Input records Start Marker

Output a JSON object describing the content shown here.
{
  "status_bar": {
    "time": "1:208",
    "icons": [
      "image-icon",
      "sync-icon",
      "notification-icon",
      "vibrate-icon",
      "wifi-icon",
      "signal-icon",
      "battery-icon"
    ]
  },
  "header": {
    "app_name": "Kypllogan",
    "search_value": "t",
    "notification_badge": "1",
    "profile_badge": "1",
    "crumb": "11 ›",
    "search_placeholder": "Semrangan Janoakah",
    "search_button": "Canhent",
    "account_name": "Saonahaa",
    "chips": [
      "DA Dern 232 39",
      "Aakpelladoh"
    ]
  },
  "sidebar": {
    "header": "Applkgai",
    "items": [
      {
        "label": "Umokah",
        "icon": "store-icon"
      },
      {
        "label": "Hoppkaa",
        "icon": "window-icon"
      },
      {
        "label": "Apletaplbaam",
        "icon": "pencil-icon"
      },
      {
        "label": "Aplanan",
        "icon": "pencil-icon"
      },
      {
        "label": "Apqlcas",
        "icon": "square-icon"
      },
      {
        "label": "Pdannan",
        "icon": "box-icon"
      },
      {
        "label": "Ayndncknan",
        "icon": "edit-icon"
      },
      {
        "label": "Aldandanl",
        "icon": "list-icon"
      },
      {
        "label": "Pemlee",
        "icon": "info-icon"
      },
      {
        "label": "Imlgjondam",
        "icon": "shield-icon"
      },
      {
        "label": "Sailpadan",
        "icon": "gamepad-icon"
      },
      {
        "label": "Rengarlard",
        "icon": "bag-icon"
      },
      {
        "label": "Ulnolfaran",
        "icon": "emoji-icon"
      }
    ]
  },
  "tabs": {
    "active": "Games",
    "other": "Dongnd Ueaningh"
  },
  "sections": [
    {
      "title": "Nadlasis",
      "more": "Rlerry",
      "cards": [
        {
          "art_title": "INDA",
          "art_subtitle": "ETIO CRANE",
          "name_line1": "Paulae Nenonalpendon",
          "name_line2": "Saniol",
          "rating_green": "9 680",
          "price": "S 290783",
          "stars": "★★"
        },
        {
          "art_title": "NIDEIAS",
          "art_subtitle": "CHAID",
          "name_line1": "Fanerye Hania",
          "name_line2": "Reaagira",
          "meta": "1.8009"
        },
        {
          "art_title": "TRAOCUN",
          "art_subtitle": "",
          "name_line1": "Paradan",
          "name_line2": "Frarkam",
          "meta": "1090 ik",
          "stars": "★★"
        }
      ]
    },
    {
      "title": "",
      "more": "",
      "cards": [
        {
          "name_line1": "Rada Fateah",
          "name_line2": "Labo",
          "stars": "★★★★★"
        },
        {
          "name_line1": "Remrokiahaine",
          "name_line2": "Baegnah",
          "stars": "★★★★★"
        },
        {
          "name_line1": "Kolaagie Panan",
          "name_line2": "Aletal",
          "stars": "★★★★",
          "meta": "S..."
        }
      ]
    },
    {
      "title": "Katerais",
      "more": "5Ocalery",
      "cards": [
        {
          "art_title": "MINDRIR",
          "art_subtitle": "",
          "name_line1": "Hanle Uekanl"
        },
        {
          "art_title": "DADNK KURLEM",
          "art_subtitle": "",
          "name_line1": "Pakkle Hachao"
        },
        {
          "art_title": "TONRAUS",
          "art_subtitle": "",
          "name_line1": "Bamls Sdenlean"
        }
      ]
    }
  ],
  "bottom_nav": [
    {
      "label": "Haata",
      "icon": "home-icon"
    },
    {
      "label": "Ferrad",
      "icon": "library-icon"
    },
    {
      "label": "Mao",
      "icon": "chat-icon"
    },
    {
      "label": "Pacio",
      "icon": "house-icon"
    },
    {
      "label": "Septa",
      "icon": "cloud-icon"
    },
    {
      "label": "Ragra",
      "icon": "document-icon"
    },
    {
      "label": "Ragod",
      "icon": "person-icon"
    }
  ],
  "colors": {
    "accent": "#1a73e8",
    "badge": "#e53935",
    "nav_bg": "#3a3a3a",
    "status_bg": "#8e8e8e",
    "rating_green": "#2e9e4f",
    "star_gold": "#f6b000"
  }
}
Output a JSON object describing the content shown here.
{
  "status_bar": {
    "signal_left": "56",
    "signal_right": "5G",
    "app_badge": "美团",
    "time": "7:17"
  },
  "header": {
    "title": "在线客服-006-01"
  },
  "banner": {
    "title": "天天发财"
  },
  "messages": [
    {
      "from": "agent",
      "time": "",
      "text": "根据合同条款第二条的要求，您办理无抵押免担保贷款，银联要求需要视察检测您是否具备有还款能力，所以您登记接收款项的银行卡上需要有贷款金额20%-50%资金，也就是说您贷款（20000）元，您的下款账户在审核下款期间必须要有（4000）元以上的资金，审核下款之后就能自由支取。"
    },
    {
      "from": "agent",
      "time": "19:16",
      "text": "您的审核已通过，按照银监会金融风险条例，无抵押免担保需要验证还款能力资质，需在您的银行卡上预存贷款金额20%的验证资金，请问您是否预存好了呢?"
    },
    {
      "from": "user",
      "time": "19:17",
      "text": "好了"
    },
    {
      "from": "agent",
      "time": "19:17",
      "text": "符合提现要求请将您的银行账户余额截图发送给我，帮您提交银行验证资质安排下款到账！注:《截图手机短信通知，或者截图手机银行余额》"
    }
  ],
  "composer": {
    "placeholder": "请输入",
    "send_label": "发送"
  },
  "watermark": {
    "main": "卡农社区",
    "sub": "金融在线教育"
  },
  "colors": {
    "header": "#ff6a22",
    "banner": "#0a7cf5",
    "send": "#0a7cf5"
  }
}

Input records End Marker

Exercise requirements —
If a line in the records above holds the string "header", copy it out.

Answer to the exercise —
  "header": {
    "header": "Applkgai",
  "header": {
    "header": "#ff6a22",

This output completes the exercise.